START Data shown

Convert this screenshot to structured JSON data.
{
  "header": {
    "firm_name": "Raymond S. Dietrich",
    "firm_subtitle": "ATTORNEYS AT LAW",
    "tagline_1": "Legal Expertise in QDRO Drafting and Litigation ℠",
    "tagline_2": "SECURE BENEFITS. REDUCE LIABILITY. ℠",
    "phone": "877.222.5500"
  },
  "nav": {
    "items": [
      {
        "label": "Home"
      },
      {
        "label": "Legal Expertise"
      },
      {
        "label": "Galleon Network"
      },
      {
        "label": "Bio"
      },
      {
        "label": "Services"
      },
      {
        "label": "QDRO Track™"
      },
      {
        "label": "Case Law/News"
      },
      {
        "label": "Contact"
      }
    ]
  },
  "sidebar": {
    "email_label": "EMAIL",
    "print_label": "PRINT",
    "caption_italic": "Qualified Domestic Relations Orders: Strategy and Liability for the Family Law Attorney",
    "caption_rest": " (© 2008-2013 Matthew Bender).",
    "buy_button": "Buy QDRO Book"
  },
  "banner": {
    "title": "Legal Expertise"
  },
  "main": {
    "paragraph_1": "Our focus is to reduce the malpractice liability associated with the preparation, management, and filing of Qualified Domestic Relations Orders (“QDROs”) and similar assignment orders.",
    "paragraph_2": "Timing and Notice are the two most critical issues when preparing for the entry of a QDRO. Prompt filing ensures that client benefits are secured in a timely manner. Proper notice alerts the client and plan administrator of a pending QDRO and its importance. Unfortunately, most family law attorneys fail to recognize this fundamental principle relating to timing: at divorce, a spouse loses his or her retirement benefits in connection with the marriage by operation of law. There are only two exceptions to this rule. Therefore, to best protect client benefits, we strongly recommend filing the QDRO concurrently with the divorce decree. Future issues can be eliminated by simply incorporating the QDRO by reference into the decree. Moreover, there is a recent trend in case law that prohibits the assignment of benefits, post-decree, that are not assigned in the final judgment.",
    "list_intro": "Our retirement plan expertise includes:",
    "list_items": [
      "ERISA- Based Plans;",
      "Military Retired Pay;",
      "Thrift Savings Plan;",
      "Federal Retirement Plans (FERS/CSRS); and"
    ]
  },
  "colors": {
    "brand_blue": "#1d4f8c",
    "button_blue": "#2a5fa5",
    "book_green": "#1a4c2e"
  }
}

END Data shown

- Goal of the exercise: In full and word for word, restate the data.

- Written response:
Convert this screenshot to structured JSON data.
{
  "header": {
    "firm_name": "Raymond S. Dietrich",
    "firm_subtitle": "ATTORNEYS AT LAW",
    "tagline_1": "Legal Expertise in QDRO Drafting and Litigation ℠",
    "tagline_2": "SECURE BENEFITS. REDUCE LIABILITY. ℠",
    "phone": "877.222.5500"
  },
  "nav": {
    "items": [
      {
        "label": "Home"
      },
      {
        "label": "Legal Expertise"
      },
      {
        "label": "Galleon Network"
      },
      {
        "label": "Bio"
      },
      {
        "label": "Services"
      },
      {
        "label": "QDRO Track™"
      },
      {
        "label": "Case Law/News"
      },
      {
        "label": "Contact"
      }
    ]
  },
  "sidebar": {
    "email_label": "EMAIL",
    "print_label": "PRINT",
    "caption_italic": "Qualified Domestic Relations Orders: Strategy and Liability for the Family Law Attorney",
    "caption_rest": " (© 2008-2013 Matthew Bender).",
    "buy_button": "Buy QDRO Book"
  },
  "banner": {
    "title": "Legal Expertise"
  },
  "main": {
    "paragraph_1": "Our focus is to reduce the malpractice liability associated with the preparation, management, and filing of Qualified Domestic Relations Orders (“QDROs”) and similar assignment orders.",
    "paragraph_2": "Timing and Notice are the two most critical issues when preparing for the entry of a QDRO. Prompt filing ensures that client benefits are secured in a timely manner. Proper notice alerts the client and plan administrator of a pending QDRO and its importance. Unfortunately, most family law attorneys fail to recognize this fundamental principle relating to timing: at divorce, a spouse loses his or her retirement benefits in connection with the marriage by operation of law. There are only two exceptions to this rule. Therefore, to best protect client benefits, we strongly recommend filing the QDRO concurrently with the divorce decree. Future issues can be eliminated by simply incorporating the QDRO by reference into the decree. Moreover, there is a recent trend in case law that prohibits the assignment of benefits, post-decree, that are not assigned in the final judgment.",
    "list_intro": "Our retirement plan expertise includes:",
    "list_items": [
      "ERISA- Based Plans;",
      "Military Retired Pay;",
      "Thrift Savings Plan;",
      "Federal Retirement Plans (FERS/CSRS); and"
    ]
  },
  "colors": {
    "brand_blue": "#1d4f8c",
    "button_blue": "#2a5fa5",
    "book_green": "#1a4c2e"
  }
}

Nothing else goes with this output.